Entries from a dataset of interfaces

#####

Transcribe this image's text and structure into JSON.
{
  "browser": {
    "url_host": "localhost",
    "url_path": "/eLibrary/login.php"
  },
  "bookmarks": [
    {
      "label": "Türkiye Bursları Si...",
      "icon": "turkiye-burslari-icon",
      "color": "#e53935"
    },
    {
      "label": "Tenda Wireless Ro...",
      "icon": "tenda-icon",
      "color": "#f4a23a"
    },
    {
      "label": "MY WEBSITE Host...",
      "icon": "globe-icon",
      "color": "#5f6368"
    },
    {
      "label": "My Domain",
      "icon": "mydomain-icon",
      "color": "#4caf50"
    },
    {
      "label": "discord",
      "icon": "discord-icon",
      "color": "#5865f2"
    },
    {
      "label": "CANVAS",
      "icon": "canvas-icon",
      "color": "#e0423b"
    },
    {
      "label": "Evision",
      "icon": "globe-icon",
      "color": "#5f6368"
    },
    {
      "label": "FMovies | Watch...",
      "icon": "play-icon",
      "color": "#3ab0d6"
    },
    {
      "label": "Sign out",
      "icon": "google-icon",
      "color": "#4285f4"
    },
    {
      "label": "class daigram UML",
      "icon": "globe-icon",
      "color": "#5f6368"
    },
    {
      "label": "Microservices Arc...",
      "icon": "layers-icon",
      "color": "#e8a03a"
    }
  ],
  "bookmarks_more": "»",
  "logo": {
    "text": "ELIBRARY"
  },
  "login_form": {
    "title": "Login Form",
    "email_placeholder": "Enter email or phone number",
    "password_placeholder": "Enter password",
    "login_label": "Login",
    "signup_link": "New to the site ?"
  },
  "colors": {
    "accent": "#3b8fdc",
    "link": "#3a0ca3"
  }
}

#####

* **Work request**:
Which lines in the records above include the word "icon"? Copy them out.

* **Task output**:
      "icon": "turkiye-burslari-icon",
      "icon": "tenda-icon",
      "icon": "globe-icon",
      "icon": "mydomain-icon",
      "icon": "discord-icon",
      "icon": "canvas-icon",
      "icon": "globe-icon",
      "icon": "play-icon",
      "icon": "google-icon",
      "icon": "globe-icon",
      "icon": "layers-icon",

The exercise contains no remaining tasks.